=== What you will do ===
Work through the entries below and show every line in which "text" is found.
(Beginning of The records)
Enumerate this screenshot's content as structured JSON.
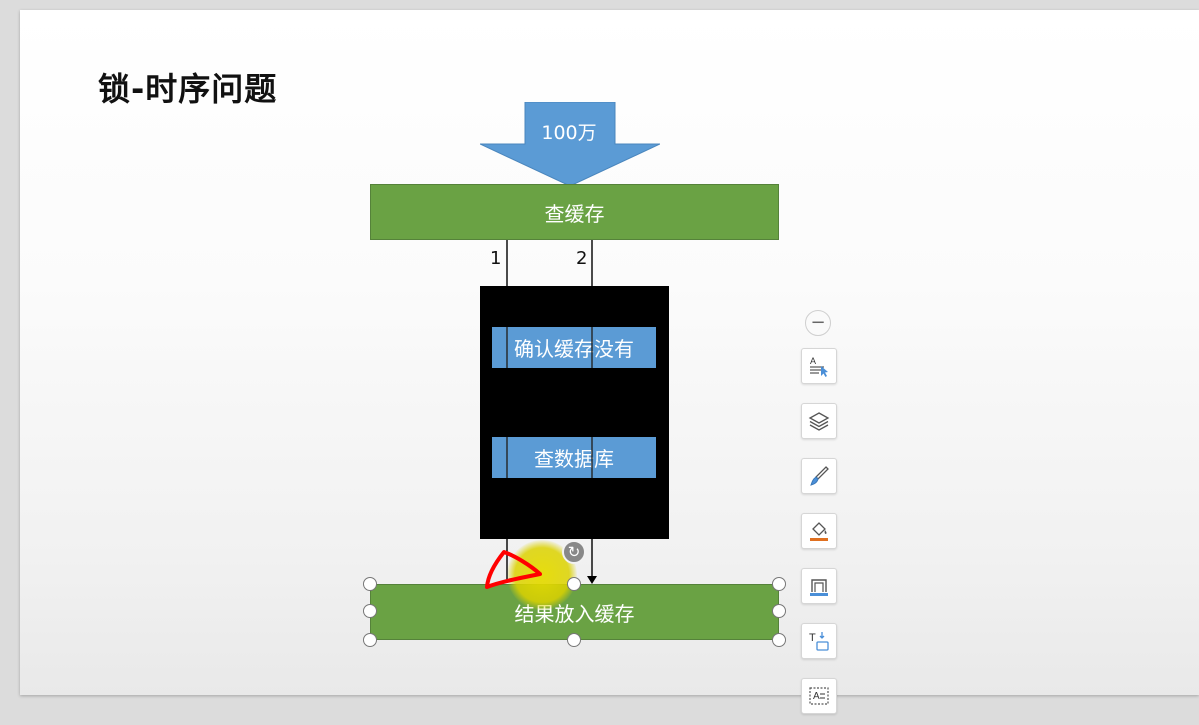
{
  "slide": {
    "title": "锁-时序问题"
  },
  "diagram": {
    "arrow_label": "100万",
    "query_cache_label": "查缓存",
    "thread_1_label": "1",
    "thread_2_label": "2",
    "confirm_cache_label": "确认缓存没有",
    "query_db_label": "查数据库",
    "result_cache_label": "结果放入缓存"
  },
  "toolbar": {
    "collapse_glyph": "−",
    "buttons": [
      {
        "icon": "text-select-icon"
      },
      {
        "icon": "layers-icon"
      },
      {
        "icon": "brush-icon"
      },
      {
        "icon": "fill-bucket-icon"
      },
      {
        "icon": "shape-outline-icon"
      },
      {
        "icon": "text-wrap-icon"
      },
      {
        "icon": "text-box-icon"
      }
    ]
  },
  "colors": {
    "green": "#6aa244",
    "blue": "#5b9bd5",
    "highlight": "#e6dc00",
    "annotation": "#ff0000"
  }
}
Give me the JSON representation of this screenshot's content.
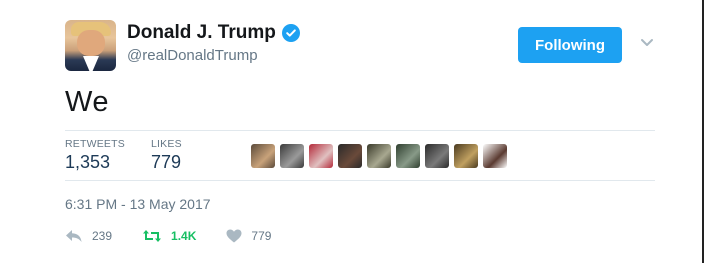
{
  "author": {
    "display_name": "Donald J. Trump",
    "handle": "@realDonaldTrump",
    "verified": true
  },
  "follow_button": {
    "label": "Following",
    "color": "#1da1f2"
  },
  "tweet": {
    "text": "We"
  },
  "stats": {
    "retweets_label": "RETWEETS",
    "retweets_value": "1,353",
    "likes_label": "LIKES",
    "likes_value": "779"
  },
  "likers": [
    {
      "color_a": "#5b4a3a",
      "color_b": "#c8a27a"
    },
    {
      "color_a": "#3a3a3a",
      "color_b": "#9a9a9a"
    },
    {
      "color_a": "#b42a3a",
      "color_b": "#e0c0c0"
    },
    {
      "color_a": "#2a2a2a",
      "color_b": "#6a4a3a"
    },
    {
      "color_a": "#3a3a2a",
      "color_b": "#a8a890"
    },
    {
      "color_a": "#2f3f2f",
      "color_b": "#889a88"
    },
    {
      "color_a": "#2a2a2a",
      "color_b": "#7a7a7a"
    },
    {
      "color_a": "#4a3a20",
      "color_b": "#c0a060"
    },
    {
      "color_a": "#ffffff",
      "color_b": "#5a3a30"
    }
  ],
  "timestamp": "6:31 PM - 13 May 2017",
  "actions": {
    "reply_count": "239",
    "retweet_count": "1.4K",
    "like_count": "779"
  },
  "colors": {
    "accent": "#1da1f2",
    "retweet_green": "#17bf63",
    "muted": "#657786",
    "icon_gray": "#aab8c2"
  }
}
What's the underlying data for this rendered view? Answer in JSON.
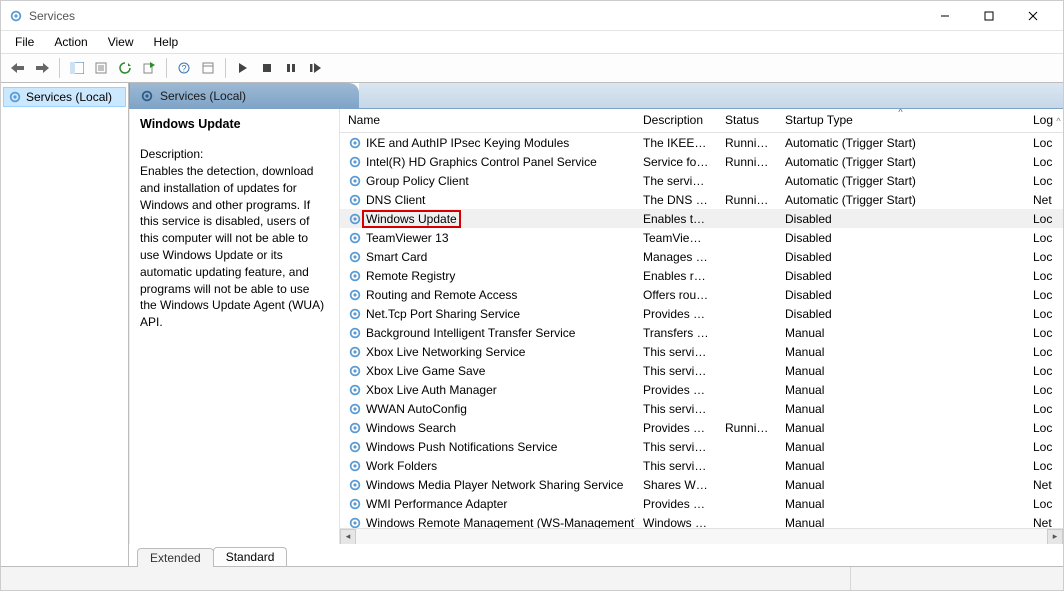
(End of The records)
=== Task output ===
        "icon": "text-select-icon"
        "icon": "text-wrap-icon"
        "icon": "text-box-icon"
    "text": "We"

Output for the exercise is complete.